Call for papers conference Economics and Leadership
|Datum:||08 december 2016|
Regarding the topic of leadership, economists and psychologists have much to learn from each other. By now, both economists and psychologists seem to agree on at least one thing: leadership matters.
Economists have started paying more attention to the role of leadership, both in micro- and macro level research (Lazear, Shaw & Stanton, 2015; Jones & Olken, 2005 e.g.), and a growing number of economic scholars start to acknowledge the relevance of leadership in economic research. However, the leader and its behavior within the organization still remains a so-called ´black box´ in economic research. An important conclusion drawn by economists in a world-wide study is that heterogeneity across and within firms, sectors and countries can be explained by differences in the quality of management of organizations (Bloom, Lemos, Sadun, Scur, & Van Reenen, 2014). However, individual leadership styles are still omitted as an effect on these outcomes.
Psychologists have traditionally studied leadership and its effect for the greater part within organizations at the micro-level. Along with a call from the leadership literature to consider a broader context in leadership studies (Dinh et al, 2014; Liden & Antonakis, 2009; Staw, 2016), research in applied psychology and management research is starting to incorporate contextual and macroeconomic factors (Jacquart & Antonakis, 2015). Moreover, to tackle the problem of endogeneity and/reverse causality, leadership research has started to pay more attention to methods typically used in economic research.
On 7, 8 and 9 June 2017, the conference ´Economics and Leadership´ will be organized in Groningen with the aim of bringing leading international economic and leadership scholars together to gain a better understanding into the topic of economics and leadership.
Several top-economists and psychologists, such as Kathryn Shaw (Stanford U), John Antonakis (HEC Lausanne), Christian Zehnder (HEC Lausanne), Michael Kosfeld (Goethe U Frankfurt), Roberto Weber (U of Zurich) and Holger Herz (Fribourg U), will take part in the conference to share their knowledge and talk about their research.
We now invite researchers to submit papers that address research at the cross-roads of economics and leadership.
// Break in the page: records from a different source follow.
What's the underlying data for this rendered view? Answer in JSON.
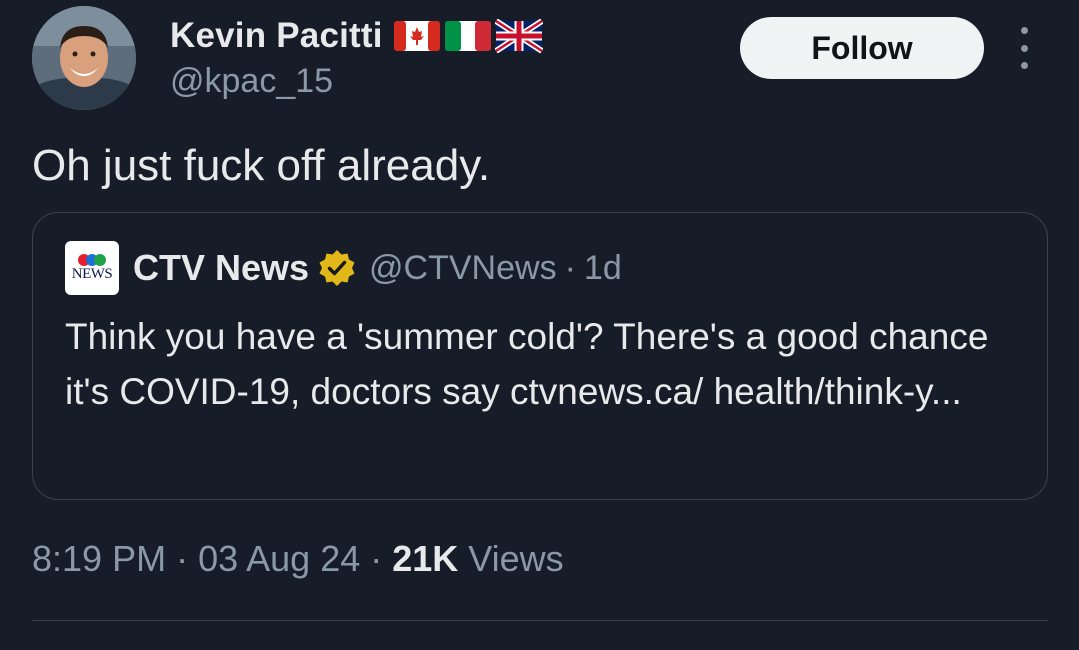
{
  "author": {
    "display_name": "Kevin Pacitti",
    "handle": "@kpac_15",
    "flags": [
      "canada-flag-icon",
      "italy-flag-icon",
      "uk-flag-icon"
    ]
  },
  "actions": {
    "follow_label": "Follow",
    "more_icon": "more-vertical-icon"
  },
  "tweet": {
    "text": "Oh just fuck off already."
  },
  "quoted": {
    "logo_text": "NEWS",
    "name": "CTV News",
    "verified_icon": "gold-verified-badge-icon",
    "handle": "@CTVNews",
    "separator": "·",
    "time": "1d",
    "text": "Think you have a 'summer cold'? There's a good chance it's COVID-19, doctors say ctvnews.ca/ health/think-y..."
  },
  "meta": {
    "time": "8:19 PM",
    "separator": "·",
    "date": "03 Aug 24",
    "views_count": "21K",
    "views_label": "Views"
  },
  "colors": {
    "background": "#161d28",
    "text_primary": "#e7e9ea",
    "text_secondary": "#8b98a5",
    "border": "#38444d",
    "follow_bg": "#eff3f4",
    "verified_gold": "#e2b719"
  }
}
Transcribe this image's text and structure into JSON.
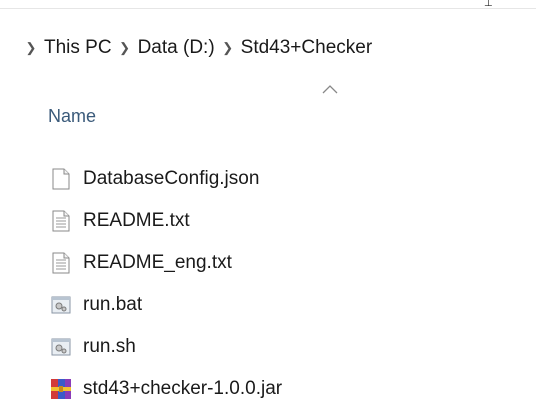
{
  "breadcrumb": {
    "items": [
      "This PC",
      "Data (D:)",
      "Std43+Checker"
    ]
  },
  "columns": {
    "name_header": "Name"
  },
  "files": [
    {
      "name": "DatabaseConfig.json",
      "icon": "blank-file-icon"
    },
    {
      "name": "README.txt",
      "icon": "text-file-icon"
    },
    {
      "name": "README_eng.txt",
      "icon": "text-file-icon"
    },
    {
      "name": "run.bat",
      "icon": "batch-file-icon"
    },
    {
      "name": "run.sh",
      "icon": "batch-file-icon"
    },
    {
      "name": "std43+checker-1.0.0.jar",
      "icon": "archive-icon"
    }
  ],
  "colors": {
    "header_text": "#3a5a7a",
    "archive_red": "#d23a3a",
    "archive_blue": "#3b5bc8",
    "archive_yellow": "#f2c230"
  }
}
Papers or extended abstracts (four-pager) can be submitted to firstname.lastname@example.org. The deadline for submission is 1st of March 2017 and acceptances will be communicated by mid-March. See for more information our call for papers.
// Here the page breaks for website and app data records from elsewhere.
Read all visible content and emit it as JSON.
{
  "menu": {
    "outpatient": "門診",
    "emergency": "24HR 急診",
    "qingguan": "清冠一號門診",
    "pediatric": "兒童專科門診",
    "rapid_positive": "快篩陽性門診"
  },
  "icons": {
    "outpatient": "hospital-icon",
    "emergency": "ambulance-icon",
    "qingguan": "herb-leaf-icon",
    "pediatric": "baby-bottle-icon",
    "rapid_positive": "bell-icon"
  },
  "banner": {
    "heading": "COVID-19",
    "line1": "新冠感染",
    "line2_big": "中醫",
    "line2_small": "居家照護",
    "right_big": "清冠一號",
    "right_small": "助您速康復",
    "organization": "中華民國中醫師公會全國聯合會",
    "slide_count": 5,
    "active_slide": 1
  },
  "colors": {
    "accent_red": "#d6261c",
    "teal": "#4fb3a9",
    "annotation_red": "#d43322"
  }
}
Questions can be addressed to email@example.com. More detailed information about the conference will be provided soon on our website.
Bloom, N., Lemos, R., Sadun, R. , Scur, D. & Van Reenen, J. (2014). The new empirical economics of management. Journal of the European Economic Association, 12, 835–876.
Dinh, J. E., Lord, R. G., Gardner, W. L., Meuser, J. D., Liden, R. C., & Hu, J. (2014). Leadership theory and research in the new millennium: Current theoretical trends and changing perspectives. The Leadership Quarterly, 25: 36-62.
Edward P. Lazear, Kathryn L. Shaw, and Christopher T. Stanton (2015). The Value of Bosses. Journal of Labor Economics, 33, 823-861.
Jacquart, P. & Antonakis, J. (2015). When does charisma matter for top-level leaders? Effect of attributional ambiguity. Academy of Management Journal, 58, 1051-1074.
Jones, B. F. & Olken, B. A. (2005). Do leaders matter? National leadership and growth since World War II. Quarterly Journal of Economics, 120 (3), 835-864. 835-864.
Liden, R.C., & Antonakis, J. (2009). Considering context in psychological leadership research. Human Relations, 62: 1587-1605.
Staw, B.M., (2016). Stumbling toward a social psychology of organizations: An autobiographical look at the direction of organizational research. Annual Review of Organizational Psychology and Organizational Behavior, 3: 1-19.